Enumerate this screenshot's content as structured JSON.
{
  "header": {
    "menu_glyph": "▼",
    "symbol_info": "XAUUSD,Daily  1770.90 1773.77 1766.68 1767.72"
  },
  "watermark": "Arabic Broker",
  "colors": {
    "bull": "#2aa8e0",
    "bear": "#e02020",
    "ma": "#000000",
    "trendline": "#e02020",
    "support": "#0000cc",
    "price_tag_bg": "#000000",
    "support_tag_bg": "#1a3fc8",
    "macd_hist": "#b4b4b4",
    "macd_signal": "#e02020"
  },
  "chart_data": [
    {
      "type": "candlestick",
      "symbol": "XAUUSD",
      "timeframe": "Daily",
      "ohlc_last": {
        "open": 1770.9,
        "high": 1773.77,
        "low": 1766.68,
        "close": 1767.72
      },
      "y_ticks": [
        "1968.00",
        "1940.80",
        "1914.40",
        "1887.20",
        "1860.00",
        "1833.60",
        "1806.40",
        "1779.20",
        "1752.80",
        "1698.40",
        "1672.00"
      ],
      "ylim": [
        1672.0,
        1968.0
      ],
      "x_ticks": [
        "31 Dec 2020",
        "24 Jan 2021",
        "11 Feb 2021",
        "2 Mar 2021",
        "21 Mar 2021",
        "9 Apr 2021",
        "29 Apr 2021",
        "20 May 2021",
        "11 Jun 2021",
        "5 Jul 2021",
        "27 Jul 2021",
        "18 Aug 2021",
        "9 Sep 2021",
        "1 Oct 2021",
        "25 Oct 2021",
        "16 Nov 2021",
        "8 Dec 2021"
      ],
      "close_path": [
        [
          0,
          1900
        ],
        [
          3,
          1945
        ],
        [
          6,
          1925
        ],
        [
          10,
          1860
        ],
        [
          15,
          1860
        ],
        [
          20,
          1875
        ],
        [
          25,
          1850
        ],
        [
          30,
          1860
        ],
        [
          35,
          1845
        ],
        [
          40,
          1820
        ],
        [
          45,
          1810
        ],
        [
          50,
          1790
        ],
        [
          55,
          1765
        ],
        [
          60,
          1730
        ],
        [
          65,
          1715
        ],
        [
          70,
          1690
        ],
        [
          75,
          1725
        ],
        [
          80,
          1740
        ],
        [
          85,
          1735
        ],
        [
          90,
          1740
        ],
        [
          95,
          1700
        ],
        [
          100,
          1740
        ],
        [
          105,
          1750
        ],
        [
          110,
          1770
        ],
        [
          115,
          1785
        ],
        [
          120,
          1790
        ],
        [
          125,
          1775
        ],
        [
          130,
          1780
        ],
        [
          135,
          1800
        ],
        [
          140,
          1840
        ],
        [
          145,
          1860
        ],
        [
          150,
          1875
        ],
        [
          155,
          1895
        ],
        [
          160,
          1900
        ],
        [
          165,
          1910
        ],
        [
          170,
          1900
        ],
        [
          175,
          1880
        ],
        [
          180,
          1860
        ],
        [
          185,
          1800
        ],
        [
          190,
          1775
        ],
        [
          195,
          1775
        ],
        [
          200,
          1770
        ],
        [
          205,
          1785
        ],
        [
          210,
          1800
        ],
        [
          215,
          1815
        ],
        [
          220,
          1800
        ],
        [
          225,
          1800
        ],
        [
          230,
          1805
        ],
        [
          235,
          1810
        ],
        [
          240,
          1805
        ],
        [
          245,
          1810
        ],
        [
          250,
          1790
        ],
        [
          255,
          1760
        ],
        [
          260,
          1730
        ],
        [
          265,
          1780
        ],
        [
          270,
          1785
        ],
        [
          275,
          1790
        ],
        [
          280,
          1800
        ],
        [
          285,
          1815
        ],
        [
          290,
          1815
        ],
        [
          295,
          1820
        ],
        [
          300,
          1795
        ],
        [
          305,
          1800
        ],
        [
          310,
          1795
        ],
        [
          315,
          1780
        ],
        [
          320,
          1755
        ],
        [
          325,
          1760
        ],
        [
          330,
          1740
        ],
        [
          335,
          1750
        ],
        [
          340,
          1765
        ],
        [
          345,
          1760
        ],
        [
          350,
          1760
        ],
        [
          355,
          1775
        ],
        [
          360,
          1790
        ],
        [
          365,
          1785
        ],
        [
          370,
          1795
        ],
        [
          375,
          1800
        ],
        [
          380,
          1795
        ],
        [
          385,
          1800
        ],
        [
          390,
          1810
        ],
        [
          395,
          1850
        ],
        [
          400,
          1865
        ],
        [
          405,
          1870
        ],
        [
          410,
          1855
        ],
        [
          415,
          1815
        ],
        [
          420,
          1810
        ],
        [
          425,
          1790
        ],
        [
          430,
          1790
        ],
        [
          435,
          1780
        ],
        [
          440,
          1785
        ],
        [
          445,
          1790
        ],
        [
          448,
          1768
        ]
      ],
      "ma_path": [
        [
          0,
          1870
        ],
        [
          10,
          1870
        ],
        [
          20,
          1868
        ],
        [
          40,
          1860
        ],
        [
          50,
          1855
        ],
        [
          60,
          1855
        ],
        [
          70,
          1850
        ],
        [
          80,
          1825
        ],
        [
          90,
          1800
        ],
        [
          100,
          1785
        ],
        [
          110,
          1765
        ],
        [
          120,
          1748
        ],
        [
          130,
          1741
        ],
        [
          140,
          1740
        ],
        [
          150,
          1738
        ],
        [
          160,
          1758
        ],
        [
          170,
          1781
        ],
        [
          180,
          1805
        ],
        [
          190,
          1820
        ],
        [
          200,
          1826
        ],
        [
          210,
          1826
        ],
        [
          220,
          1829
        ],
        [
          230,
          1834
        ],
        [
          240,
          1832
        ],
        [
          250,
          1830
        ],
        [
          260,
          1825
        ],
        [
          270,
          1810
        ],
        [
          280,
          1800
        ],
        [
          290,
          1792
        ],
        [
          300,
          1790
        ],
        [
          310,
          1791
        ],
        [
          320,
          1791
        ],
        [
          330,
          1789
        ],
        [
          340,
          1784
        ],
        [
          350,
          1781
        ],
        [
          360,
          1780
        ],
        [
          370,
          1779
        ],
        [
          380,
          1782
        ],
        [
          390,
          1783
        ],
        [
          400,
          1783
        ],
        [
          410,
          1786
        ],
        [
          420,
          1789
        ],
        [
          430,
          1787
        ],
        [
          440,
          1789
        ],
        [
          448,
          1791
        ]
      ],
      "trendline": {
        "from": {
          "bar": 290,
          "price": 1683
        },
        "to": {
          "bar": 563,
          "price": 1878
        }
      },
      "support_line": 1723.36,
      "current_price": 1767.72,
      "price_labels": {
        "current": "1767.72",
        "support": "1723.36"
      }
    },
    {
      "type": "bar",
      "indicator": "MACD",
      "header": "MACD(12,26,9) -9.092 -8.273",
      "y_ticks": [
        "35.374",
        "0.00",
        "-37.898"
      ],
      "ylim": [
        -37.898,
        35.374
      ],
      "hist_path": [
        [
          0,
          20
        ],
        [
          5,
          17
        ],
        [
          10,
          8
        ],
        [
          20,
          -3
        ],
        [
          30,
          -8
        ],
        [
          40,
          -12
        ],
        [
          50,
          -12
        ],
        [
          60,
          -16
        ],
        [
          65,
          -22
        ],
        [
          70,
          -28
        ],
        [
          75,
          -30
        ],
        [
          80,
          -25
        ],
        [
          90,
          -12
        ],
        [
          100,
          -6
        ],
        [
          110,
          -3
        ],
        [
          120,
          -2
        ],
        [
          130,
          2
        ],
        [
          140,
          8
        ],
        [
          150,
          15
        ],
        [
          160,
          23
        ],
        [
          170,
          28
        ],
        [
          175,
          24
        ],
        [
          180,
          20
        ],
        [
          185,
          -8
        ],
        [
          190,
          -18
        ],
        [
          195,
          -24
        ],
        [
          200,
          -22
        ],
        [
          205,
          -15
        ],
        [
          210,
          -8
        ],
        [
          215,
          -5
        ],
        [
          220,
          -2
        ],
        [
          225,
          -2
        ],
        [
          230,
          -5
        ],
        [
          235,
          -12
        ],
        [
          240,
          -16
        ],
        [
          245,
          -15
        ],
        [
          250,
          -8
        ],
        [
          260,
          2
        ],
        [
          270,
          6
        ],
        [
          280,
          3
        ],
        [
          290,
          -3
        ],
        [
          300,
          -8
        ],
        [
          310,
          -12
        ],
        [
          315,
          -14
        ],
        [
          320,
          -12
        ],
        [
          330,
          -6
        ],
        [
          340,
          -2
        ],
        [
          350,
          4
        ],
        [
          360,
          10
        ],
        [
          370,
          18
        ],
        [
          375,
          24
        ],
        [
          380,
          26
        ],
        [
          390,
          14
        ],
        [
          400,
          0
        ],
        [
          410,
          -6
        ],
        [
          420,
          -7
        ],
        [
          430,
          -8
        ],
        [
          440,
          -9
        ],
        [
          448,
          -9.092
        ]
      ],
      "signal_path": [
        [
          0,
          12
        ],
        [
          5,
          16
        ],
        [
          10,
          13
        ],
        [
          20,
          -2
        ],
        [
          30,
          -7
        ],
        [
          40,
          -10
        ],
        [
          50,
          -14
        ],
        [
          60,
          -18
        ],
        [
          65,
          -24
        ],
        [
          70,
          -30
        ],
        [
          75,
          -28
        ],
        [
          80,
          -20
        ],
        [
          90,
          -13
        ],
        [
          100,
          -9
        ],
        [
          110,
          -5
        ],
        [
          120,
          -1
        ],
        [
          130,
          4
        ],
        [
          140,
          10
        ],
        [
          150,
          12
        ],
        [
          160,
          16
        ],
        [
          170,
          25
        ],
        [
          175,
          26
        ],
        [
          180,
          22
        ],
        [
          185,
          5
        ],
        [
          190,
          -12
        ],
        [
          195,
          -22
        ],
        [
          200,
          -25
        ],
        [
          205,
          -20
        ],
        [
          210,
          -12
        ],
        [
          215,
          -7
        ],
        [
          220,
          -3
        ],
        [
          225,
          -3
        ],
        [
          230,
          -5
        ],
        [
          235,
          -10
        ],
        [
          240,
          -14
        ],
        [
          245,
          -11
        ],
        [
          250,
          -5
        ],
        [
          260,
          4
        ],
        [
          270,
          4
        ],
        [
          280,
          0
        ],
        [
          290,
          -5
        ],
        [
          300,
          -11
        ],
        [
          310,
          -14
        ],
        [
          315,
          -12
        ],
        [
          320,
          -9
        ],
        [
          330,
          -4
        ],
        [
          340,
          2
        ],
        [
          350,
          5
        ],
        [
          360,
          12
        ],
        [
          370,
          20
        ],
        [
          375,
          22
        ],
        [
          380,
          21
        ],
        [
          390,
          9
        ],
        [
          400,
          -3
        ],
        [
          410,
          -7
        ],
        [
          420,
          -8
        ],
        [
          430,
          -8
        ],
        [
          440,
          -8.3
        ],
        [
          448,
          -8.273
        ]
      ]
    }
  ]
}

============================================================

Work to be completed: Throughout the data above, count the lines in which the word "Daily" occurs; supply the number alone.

Solution to this exercise: 2